The University of Arizona and Pima County expect to vaccinate more people this week than any week prior, UA officials said.
The UA and the county are scheduled to receive 16,380 and 24,000 vaccine doses, respectively, this week, the most doses of COVID-19 vaccines the state has given them to date, UA President Robert C. Robbins said Monday in a news briefing.
The university’s vaccine pod is running from 10 a.m. to 10 p.m. daily and once appointments are filled for this week on the registration website, podvaccine.azdhs.gov, new slots will open for next week, Robbins said.
Watch: Vaccine equity pits rural against urban America
The UA is vaccinating people in the priority phase 1B, which includes education and child care workers, public safety workers, anyone 65 and older and anyone in phase 1A who has not been vaccinated yet.
The university is still working out some problems on the website that make it seem as though appointments are filled through the end of the year, Robbins said.

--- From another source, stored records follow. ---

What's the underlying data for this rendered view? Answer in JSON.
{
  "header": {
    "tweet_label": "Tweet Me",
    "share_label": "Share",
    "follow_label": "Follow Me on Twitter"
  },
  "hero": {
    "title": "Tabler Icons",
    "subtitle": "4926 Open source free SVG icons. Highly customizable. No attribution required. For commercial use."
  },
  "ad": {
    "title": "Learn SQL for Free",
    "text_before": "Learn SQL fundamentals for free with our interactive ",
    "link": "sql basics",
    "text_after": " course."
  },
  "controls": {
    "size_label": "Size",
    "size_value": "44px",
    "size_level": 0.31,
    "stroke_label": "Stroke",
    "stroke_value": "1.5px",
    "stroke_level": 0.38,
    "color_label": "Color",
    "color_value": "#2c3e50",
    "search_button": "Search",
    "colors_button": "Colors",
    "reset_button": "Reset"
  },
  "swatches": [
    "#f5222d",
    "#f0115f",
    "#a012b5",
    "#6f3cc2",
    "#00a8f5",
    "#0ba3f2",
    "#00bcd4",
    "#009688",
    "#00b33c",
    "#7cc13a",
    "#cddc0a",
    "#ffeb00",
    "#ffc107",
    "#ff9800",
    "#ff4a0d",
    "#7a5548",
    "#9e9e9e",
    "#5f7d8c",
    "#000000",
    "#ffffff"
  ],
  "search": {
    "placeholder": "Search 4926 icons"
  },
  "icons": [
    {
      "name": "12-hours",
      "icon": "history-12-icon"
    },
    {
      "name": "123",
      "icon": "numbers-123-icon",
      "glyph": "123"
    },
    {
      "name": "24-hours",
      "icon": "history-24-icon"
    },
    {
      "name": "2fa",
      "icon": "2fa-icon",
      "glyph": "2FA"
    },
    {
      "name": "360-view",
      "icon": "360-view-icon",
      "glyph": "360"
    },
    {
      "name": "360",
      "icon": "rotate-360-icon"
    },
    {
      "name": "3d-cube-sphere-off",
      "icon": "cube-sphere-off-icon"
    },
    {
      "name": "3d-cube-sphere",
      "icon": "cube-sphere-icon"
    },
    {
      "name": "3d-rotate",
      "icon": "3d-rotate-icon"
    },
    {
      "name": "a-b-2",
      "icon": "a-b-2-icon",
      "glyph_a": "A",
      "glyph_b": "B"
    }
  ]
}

People should keep checking back to the website later in the week to see if appointments are available for the following week.
Robbins said they don’t know yet when the university’s vaccine pod will start operating 24/7, because they are not receiving enough vaccines from the state to do that yet.

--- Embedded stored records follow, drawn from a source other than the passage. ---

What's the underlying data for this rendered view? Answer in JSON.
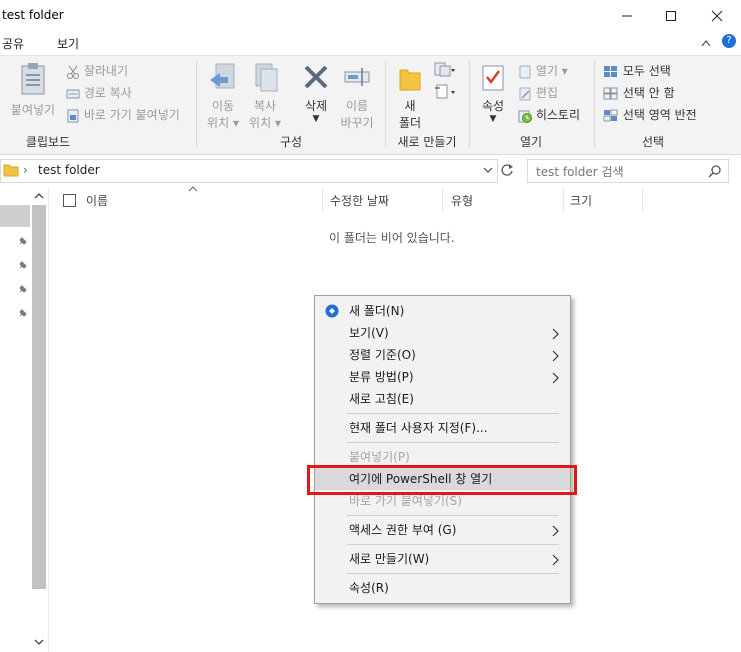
{
  "window": {
    "title": "test folder",
    "minimize": "—",
    "maximize": "☐",
    "close": "✕"
  },
  "ribbon_tabs": {
    "share": "공유",
    "view": "보기",
    "help_chevron": "^",
    "help": "?"
  },
  "ribbon": {
    "clipboard": {
      "paste": "붙여넣기",
      "cut": "잘라내기",
      "copy_path": "경로 복사",
      "paste_shortcut": "바로 가기 붙여넣기",
      "group": "클립보드"
    },
    "organize": {
      "move_to": [
        "이동",
        "위치"
      ],
      "copy_to": [
        "복사",
        "위치"
      ],
      "delete": "삭제",
      "rename": [
        "이름",
        "바꾸기"
      ],
      "group": "구성"
    },
    "new": {
      "new_folder": [
        "새",
        "폴더"
      ],
      "group": "새로 만들기"
    },
    "open": {
      "properties": "속성",
      "open": "열기",
      "edit": "편집",
      "history": "히스토리",
      "group": "열기"
    },
    "select": {
      "select_all": "모두 선택",
      "select_none": "선택 안 함",
      "invert": "선택 영역 반전",
      "group": "선택"
    }
  },
  "address": {
    "path": "test folder",
    "search_placeholder": "test folder 검색"
  },
  "columns": {
    "name": "이름",
    "date": "수정한 날짜",
    "type": "유형",
    "size": "크기"
  },
  "empty_message": "이 폴더는 비어 있습니다.",
  "context_menu": {
    "new_folder": "새 폴더(N)",
    "view": "보기(V)",
    "sort": "정렬 기준(O)",
    "group_by": "분류 방법(P)",
    "refresh": "새로 고침(E)",
    "customize": "현재 폴더 사용자 지정(F)...",
    "paste": "붙여넣기(P)",
    "powershell": "여기에 PowerShell 창 열기",
    "paste_shortcut": "바로 가기 붙여넣기(S)",
    "give_access": "액세스 권한 부여 (G)",
    "new": "새로 만들기(W)",
    "properties": "속성(R)",
    "submenu_arrow": "〉"
  },
  "colors": {
    "highlight_box": "#e3161b",
    "accent_blue": "#1e6fd6",
    "folder_yellow": "#f5c342"
  }
}
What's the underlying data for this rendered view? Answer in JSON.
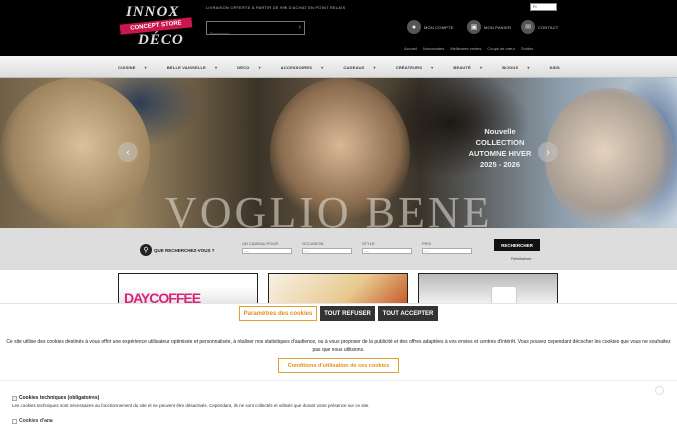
{
  "brand": {
    "logo_top": "INNOX",
    "logo_band": "CONCEPT STORE",
    "logo_bottom": "DÉCO"
  },
  "header": {
    "promo": "LIVRAISON OFFERTE À PARTIR DE 99€ D'ACHAT EN POINT RELAIS",
    "search_placeholder": "Recherche...",
    "language": "Fr",
    "account_label": "MON COMPTE",
    "cart_label": "MON PANIER",
    "contact_label": "CONTACT",
    "links": [
      "Accueil",
      "Nouveautés",
      "Meilleures ventes",
      "Coups de cœur",
      "Soldes"
    ]
  },
  "nav": {
    "items": [
      "CUISINE",
      "BELLE VAISSELLE",
      "DÉCO",
      "ACCESSOIRES",
      "CADEAUX",
      "CRÉATEURS",
      "BEAUTÉ",
      "BIJOUX",
      "KIDS"
    ]
  },
  "hero": {
    "title": "VOGLIO BENE",
    "collection": [
      "Nouvelle",
      "COLLECTION",
      "AUTOMNE HIVER",
      "2025 - 2026"
    ]
  },
  "filter": {
    "label": "QUE RECHERCHEZ-VOUS ?",
    "groups": [
      {
        "label": "UN CADEAU POUR",
        "value": "-----"
      },
      {
        "label": "OCCASION",
        "value": "-----"
      },
      {
        "label": "STYLE",
        "value": "-----"
      },
      {
        "label": "PRIX",
        "value": "-----"
      }
    ],
    "search_button": "RECHERCHER",
    "reset": "Réinitialiser"
  },
  "cards": [
    {
      "text": "DAYCOFFEE"
    }
  ],
  "cookie": {
    "settings_button": "Paramètres des cookies",
    "refuse_button": "TOUT REFUSER",
    "accept_button": "TOUT ACCEPTER",
    "text": "Ce site utilise des cookies destinés à vous offrir une expérience utilisateur optimisée et personnalisée, à réaliser nos statistiques d'audience, ou à vous proposer de la publicité et des offres adaptées à vos envies et centres d'intérêt. Vous pouvez cependant décocher les cookies que vous ne souhaitez pas que nous utilisions.",
    "conditions_button": "Conditions d'utilisation de ces cookies",
    "technical_title": "Cookies techniques (obligatoires)",
    "technical_text": "Les cookies techniques sont nécessaires au fonctionnement du site et ne peuvent être désactivés. Cependant, ils ne sont collectés et utilisés que durant votre présence sur ce site.",
    "next_title": "Cookies d'ana"
  }
}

“It is not a demand problem this is a supply problem,” he said, adding that once they get enough vaccines the university is ready to stay open 24 hours.

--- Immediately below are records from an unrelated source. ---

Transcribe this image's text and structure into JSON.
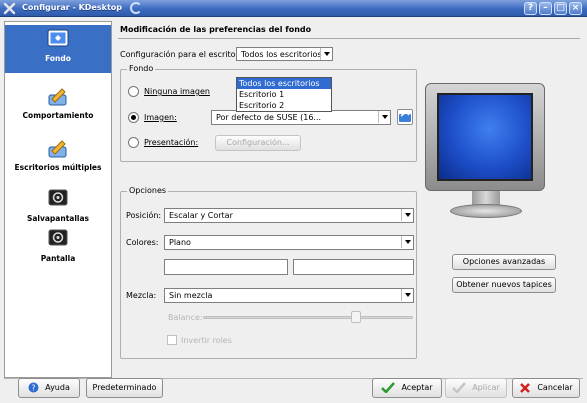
{
  "titlebar": {
    "title": "Configurar - KDesktop",
    "help_label": "?",
    "min_label": "–",
    "max_label": "□",
    "close_label": "×"
  },
  "sidebar": {
    "items": [
      {
        "label": "Fondo",
        "icon": "monitor-icon",
        "active": true
      },
      {
        "label": "Comportamiento",
        "icon": "desktop-tools-icon"
      },
      {
        "label": "Escritorios múltiples",
        "icon": "multiple-desktops-icon"
      },
      {
        "label": "Salvapantallas",
        "icon": "screensaver-icon"
      },
      {
        "label": "Pantalla",
        "icon": "display-icon"
      }
    ]
  },
  "page": {
    "title": "Modificación de las preferencias del fondo",
    "desktop_label": "Configuración para el escritorio:",
    "desktop_value": "Todos los escritorios",
    "desktop_options": [
      "Todos los escritorios",
      "Escritorio 1",
      "Escritorio 2"
    ]
  },
  "fondo": {
    "group_title": "Fondo",
    "no_image_label": "Ninguna imagen",
    "image_label": "Imagen:",
    "image_value": "Por defecto de SUSE (16...",
    "slideshow_label": "Presentación:",
    "config_button": "Configuración..."
  },
  "opciones": {
    "group_title": "Opciones",
    "position_label": "Posición:",
    "position_value": "Escalar y Cortar",
    "colors_label": "Colores:",
    "colors_value": "Plano",
    "blend_label": "Mezcla:",
    "blend_value": "Sin mezcla",
    "balance_label": "Balance:",
    "invert_label": "Invertir roles"
  },
  "side_buttons": {
    "advanced": "Opciones avanzadas",
    "get_new": "Obtener nuevos tapices"
  },
  "footer": {
    "help": "Ayuda",
    "defaults": "Predeterminado",
    "accept": "Aceptar",
    "apply": "Aplicar",
    "cancel": "Cancelar"
  },
  "colors": {
    "accent": "#3a6fc6",
    "titlebar": "#3d6bc1",
    "accept_check": "#2c9a2c",
    "cancel_x": "#d02020"
  }
}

The UA has vaccinated more than 35,000 people, and 176,000 people in Pima County have received at least the first dose of the vaccine, Robbins said.
Dr. Richard Carmona, leader of the UA’s reentry task force, said the university’s Arizona Center of Rural Health team is preparing to help distribute vaccines to rural counties and communities outside of Tucson. However, direction from the state and a higher vaccine allocation is needed to do so, he says.
Carmona said the idea that the UA is taking vaccine doses from the county when it became a state-run pod is wrong.
“I can tell you that we were upfront in these discussions, that we want more vaccines but not at the cost of taking from somebody else,” Carmona said. “Because they need their vaccines as well.”
The university and the county have also seen a decrease in cases and transmissibility in recent weeks, Carmona said.
In the past 10 days, the UA reported 24 positive COVID cases out of 14,658 tests administered.
Despite the decrease in positive cases, the university’s Campus Area Response Team, which works with Tucson police and other city departments to respond to complaints about large gatherings, dealt with 10 gatherings last week, an increase from two a week earlier.
To keep the numbers heading in the right direction, students need to continue to social distance, Carmona said.